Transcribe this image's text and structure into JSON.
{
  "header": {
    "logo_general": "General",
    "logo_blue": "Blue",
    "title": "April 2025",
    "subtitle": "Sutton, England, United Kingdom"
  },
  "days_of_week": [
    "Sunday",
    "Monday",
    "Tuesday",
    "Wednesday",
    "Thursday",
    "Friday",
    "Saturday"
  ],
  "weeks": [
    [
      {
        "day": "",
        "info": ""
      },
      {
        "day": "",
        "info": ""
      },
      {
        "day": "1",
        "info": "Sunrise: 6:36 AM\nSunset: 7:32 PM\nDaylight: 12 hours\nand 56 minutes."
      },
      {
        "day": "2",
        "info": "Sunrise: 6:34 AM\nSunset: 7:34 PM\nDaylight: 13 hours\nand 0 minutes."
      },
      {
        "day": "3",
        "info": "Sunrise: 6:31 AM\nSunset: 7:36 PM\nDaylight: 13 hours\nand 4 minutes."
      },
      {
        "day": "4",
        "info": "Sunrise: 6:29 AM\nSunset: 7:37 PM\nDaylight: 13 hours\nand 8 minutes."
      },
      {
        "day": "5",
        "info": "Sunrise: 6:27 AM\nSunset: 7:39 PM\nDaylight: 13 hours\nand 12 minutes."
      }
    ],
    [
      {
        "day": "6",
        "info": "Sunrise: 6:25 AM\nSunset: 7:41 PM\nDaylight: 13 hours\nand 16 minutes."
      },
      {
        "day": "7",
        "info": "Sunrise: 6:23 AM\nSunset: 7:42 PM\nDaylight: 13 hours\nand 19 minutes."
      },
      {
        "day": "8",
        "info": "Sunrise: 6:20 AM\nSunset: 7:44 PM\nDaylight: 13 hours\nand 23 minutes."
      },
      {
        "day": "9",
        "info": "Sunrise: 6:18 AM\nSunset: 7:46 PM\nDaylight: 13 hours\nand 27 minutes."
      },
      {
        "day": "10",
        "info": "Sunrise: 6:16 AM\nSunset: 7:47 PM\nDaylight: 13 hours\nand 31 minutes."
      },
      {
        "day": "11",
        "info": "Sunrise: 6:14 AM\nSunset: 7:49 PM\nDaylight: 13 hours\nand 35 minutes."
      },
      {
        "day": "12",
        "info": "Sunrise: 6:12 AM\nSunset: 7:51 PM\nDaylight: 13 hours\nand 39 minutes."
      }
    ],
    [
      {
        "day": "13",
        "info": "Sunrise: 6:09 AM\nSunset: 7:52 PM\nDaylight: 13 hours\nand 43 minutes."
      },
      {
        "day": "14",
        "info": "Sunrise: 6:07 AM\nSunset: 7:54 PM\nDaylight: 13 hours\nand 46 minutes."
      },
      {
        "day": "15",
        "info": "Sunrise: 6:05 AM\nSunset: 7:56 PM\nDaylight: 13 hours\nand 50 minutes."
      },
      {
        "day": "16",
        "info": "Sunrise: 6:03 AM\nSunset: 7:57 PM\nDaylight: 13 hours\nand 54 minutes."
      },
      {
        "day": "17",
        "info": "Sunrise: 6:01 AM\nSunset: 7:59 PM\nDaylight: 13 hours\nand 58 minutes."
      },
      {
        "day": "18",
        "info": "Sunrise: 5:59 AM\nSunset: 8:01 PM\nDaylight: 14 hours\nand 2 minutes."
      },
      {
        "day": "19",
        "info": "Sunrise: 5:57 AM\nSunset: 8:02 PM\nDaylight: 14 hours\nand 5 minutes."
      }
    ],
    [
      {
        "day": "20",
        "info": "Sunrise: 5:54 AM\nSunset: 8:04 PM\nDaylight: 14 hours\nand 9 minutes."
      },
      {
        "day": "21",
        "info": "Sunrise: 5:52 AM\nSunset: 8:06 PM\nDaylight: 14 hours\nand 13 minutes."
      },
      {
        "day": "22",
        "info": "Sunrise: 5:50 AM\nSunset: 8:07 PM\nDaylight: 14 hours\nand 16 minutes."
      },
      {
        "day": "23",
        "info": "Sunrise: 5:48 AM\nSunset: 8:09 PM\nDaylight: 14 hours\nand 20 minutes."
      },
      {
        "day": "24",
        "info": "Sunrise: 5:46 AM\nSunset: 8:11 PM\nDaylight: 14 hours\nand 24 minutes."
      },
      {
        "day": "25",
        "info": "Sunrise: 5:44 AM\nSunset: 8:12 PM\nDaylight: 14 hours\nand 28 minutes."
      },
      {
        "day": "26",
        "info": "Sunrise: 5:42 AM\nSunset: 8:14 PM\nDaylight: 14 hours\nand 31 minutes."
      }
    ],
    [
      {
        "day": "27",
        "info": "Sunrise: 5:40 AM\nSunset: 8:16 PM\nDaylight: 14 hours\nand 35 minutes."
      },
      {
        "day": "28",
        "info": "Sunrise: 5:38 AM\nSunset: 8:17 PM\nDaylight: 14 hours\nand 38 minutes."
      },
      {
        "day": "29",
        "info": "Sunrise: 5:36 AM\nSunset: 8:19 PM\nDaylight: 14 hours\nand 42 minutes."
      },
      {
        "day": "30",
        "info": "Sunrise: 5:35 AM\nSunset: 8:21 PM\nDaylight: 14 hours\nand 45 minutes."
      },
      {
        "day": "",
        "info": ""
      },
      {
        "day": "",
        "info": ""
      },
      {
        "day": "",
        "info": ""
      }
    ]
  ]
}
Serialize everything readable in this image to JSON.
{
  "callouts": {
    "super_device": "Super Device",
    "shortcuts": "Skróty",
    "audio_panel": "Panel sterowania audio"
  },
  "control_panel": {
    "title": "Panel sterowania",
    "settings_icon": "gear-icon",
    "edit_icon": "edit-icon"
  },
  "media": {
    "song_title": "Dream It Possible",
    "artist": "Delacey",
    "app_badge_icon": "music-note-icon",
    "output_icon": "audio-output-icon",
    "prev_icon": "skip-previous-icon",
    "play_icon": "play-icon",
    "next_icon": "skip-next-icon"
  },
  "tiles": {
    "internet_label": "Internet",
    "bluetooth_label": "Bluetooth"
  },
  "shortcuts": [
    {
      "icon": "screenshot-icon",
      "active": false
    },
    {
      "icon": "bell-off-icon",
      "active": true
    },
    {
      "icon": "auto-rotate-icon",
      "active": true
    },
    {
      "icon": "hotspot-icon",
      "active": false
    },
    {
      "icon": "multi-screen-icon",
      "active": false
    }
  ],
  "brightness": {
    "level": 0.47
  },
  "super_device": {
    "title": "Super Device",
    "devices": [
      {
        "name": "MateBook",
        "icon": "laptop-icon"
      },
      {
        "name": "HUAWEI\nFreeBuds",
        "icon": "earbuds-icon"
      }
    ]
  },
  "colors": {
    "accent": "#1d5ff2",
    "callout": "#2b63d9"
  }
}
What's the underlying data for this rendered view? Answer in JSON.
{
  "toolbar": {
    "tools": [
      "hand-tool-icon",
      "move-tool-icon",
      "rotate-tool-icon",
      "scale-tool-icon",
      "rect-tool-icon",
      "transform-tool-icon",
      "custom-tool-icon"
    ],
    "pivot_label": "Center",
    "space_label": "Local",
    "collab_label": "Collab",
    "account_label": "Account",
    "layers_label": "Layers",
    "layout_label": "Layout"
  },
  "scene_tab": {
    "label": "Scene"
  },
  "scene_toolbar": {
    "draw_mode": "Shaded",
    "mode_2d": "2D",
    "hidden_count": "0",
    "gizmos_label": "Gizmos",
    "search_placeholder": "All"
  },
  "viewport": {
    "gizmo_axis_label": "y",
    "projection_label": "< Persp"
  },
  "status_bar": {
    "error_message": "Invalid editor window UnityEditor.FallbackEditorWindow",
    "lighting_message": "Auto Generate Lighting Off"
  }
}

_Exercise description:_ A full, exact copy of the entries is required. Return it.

_The completed task:_
Transcribe this image's text and structure into JSON.
{
  "header": {
    "logo_general": "General",
    "logo_blue": "Blue",
    "title": "April 2025",
    "subtitle": "Sutton, England, United Kingdom"
  },
  "days_of_week": [
    "Sunday",
    "Monday",
    "Tuesday",
    "Wednesday",
    "Thursday",
    "Friday",
    "Saturday"
  ],
  "weeks": [
    [
      {
        "day": "",
        "info": ""
      },
      {
        "day": "",
        "info": ""
      },
      {
        "day": "1",
        "info": "Sunrise: 6:36 AM\nSunset: 7:32 PM\nDaylight: 12 hours\nand 56 minutes."
      },
      {
        "day": "2",
        "info": "Sunrise: 6:34 AM\nSunset: 7:34 PM\nDaylight: 13 hours\nand 0 minutes."
      },
      {
        "day": "3",
        "info": "Sunrise: 6:31 AM\nSunset: 7:36 PM\nDaylight: 13 hours\nand 4 minutes."
      },
      {
        "day": "4",
        "info": "Sunrise: 6:29 AM\nSunset: 7:37 PM\nDaylight: 13 hours\nand 8 minutes."
      },
      {
        "day": "5",
        "info": "Sunrise: 6:27 AM\nSunset: 7:39 PM\nDaylight: 13 hours\nand 12 minutes."
      }
    ],
    [
      {
        "day": "6",
        "info": "Sunrise: 6:25 AM\nSunset: 7:41 PM\nDaylight: 13 hours\nand 16 minutes."
      },
      {
        "day": "7",
        "info": "Sunrise: 6:23 AM\nSunset: 7:42 PM\nDaylight: 13 hours\nand 19 minutes."
      },
      {
        "day": "8",
        "info": "Sunrise: 6:20 AM\nSunset: 7:44 PM\nDaylight: 13 hours\nand 23 minutes."
      },
      {
        "day": "9",
        "info": "Sunrise: 6:18 AM\nSunset: 7:46 PM\nDaylight: 13 hours\nand 27 minutes."
      },
      {
        "day": "10",
        "info": "Sunrise: 6:16 AM\nSunset: 7:47 PM\nDaylight: 13 hours\nand 31 minutes."
      },
      {
        "day": "11",
        "info": "Sunrise: 6:14 AM\nSunset: 7:49 PM\nDaylight: 13 hours\nand 35 minutes."
      },
      {
        "day": "12",
        "info": "Sunrise: 6:12 AM\nSunset: 7:51 PM\nDaylight: 13 hours\nand 39 minutes."
      }
    ],
    [
      {
        "day": "13",
        "info": "Sunrise: 6:09 AM\nSunset: 7:52 PM\nDaylight: 13 hours\nand 43 minutes."
      },
      {
        "day": "14",
        "info": "Sunrise: 6:07 AM\nSunset: 7:54 PM\nDaylight: 13 hours\nand 46 minutes."
      },
      {
        "day": "15",
        "info": "Sunrise: 6:05 AM\nSunset: 7:56 PM\nDaylight: 13 hours\nand 50 minutes."
      },
      {
        "day": "16",
        "info": "Sunrise: 6:03 AM\nSunset: 7:57 PM\nDaylight: 13 hours\nand 54 minutes."
      },
      {
        "day": "17",
        "info": "Sunrise: 6:01 AM\nSunset: 7:59 PM\nDaylight: 13 hours\nand 58 minutes."
      },
      {
        "day": "18",
        "info": "Sunrise: 5:59 AM\nSunset: 8:01 PM\nDaylight: 14 hours\nand 2 minutes."
      },
      {
        "day": "19",
        "info": "Sunrise: 5:57 AM\nSunset: 8:02 PM\nDaylight: 14 hours\nand 5 minutes."
      }
    ],
    [
      {
        "day": "20",
        "info": "Sunrise: 5:54 AM\nSunset: 8:04 PM\nDaylight: 14 hours\nand 9 minutes."
      },
      {
        "day": "21",
        "info": "Sunrise: 5:52 AM\nSunset: 8:06 PM\nDaylight: 14 hours\nand 13 minutes."
      },
      {
        "day": "22",
        "info": "Sunrise: 5:50 AM\nSunset: 8:07 PM\nDaylight: 14 hours\nand 16 minutes."
      },
      {
        "day": "23",
        "info": "Sunrise: 5:48 AM\nSunset: 8:09 PM\nDaylight: 14 hours\nand 20 minutes."
      },
      {
        "day": "24",
        "info": "Sunrise: 5:46 AM\nSunset: 8:11 PM\nDaylight: 14 hours\nand 24 minutes."
      },
      {
        "day": "25",
        "info": "Sunrise: 5:44 AM\nSunset: 8:12 PM\nDaylight: 14 hours\nand 28 minutes."
      },
      {
        "day": "26",
        "info": "Sunrise: 5:42 AM\nSunset: 8:14 PM\nDaylight: 14 hours\nand 31 minutes."
      }
    ],
    [
      {
        "day": "27",
        "info": "Sunrise: 5:40 AM\nSunset: 8:16 PM\nDaylight: 14 hours\nand 35 minutes."
      },
      {
        "day": "28",
        "info": "Sunrise: 5:38 AM\nSunset: 8:17 PM\nDaylight: 14 hours\nand 38 minutes."
      },
      {
        "day": "29",
        "info": "Sunrise: 5:36 AM\nSunset: 8:19 PM\nDaylight: 14 hours\nand 42 minutes."
      },
      {
        "day": "30",
        "info": "Sunrise: 5:35 AM\nSunset: 8:21 PM\nDaylight: 14 hours\nand 45 minutes."
      },
      {
        "day": "",
        "info": ""
      },
      {
        "day": "",
        "info": ""
      },
      {
        "day": "",
        "info": ""
      }
    ]
  ]
}
Serialize everything readable in this image to JSON.
{
  "callouts": {
    "super_device": "Super Device",
    "shortcuts": "Skróty",
    "audio_panel": "Panel sterowania audio"
  },
  "control_panel": {
    "title": "Panel sterowania",
    "settings_icon": "gear-icon",
    "edit_icon": "edit-icon"
  },
  "media": {
    "song_title": "Dream It Possible",
    "artist": "Delacey",
    "app_badge_icon": "music-note-icon",
    "output_icon": "audio-output-icon",
    "prev_icon": "skip-previous-icon",
    "play_icon": "play-icon",
    "next_icon": "skip-next-icon"
  },
  "tiles": {
    "internet_label": "Internet",
    "bluetooth_label": "Bluetooth"
  },
  "shortcuts": [
    {
      "icon": "screenshot-icon",
      "active": false
    },
    {
      "icon": "bell-off-icon",
      "active": true
    },
    {
      "icon": "auto-rotate-icon",
      "active": true
    },
    {
      "icon": "hotspot-icon",
      "active": false
    },
    {
      "icon": "multi-screen-icon",
      "active": false
    }
  ],
  "brightness": {
    "level": 0.47
  },
  "super_device": {
    "title": "Super Device",
    "devices": [
      {
        "name": "MateBook",
        "icon": "laptop-icon"
      },
      {
        "name": "HUAWEI\nFreeBuds",
        "icon": "earbuds-icon"
      }
    ]
  },
  "colors": {
    "accent": "#1d5ff2",
    "callout": "#2b63d9"
  }
}
What's the underlying data for this rendered view? Answer in JSON.
{
  "toolbar": {
    "tools": [
      "hand-tool-icon",
      "move-tool-icon",
      "rotate-tool-icon",
      "scale-tool-icon",
      "rect-tool-icon",
      "transform-tool-icon",
      "custom-tool-icon"
    ],
    "pivot_label": "Center",
    "space_label": "Local",
    "collab_label": "Collab",
    "account_label": "Account",
    "layers_label": "Layers",
    "layout_label": "Layout"
  },
  "scene_tab": {
    "label": "Scene"
  },
  "scene_toolbar": {
    "draw_mode": "Shaded",
    "mode_2d": "2D",
    "hidden_count": "0",
    "gizmos_label": "Gizmos",
    "search_placeholder": "All"
  },
  "viewport": {
    "gizmo_axis_label": "y",
    "projection_label": "< Persp"
  },
  "status_bar": {
    "error_message": "Invalid editor window UnityEditor.FallbackEditorWindow",
    "lighting_message": "Auto Generate Lighting Off"
  }
}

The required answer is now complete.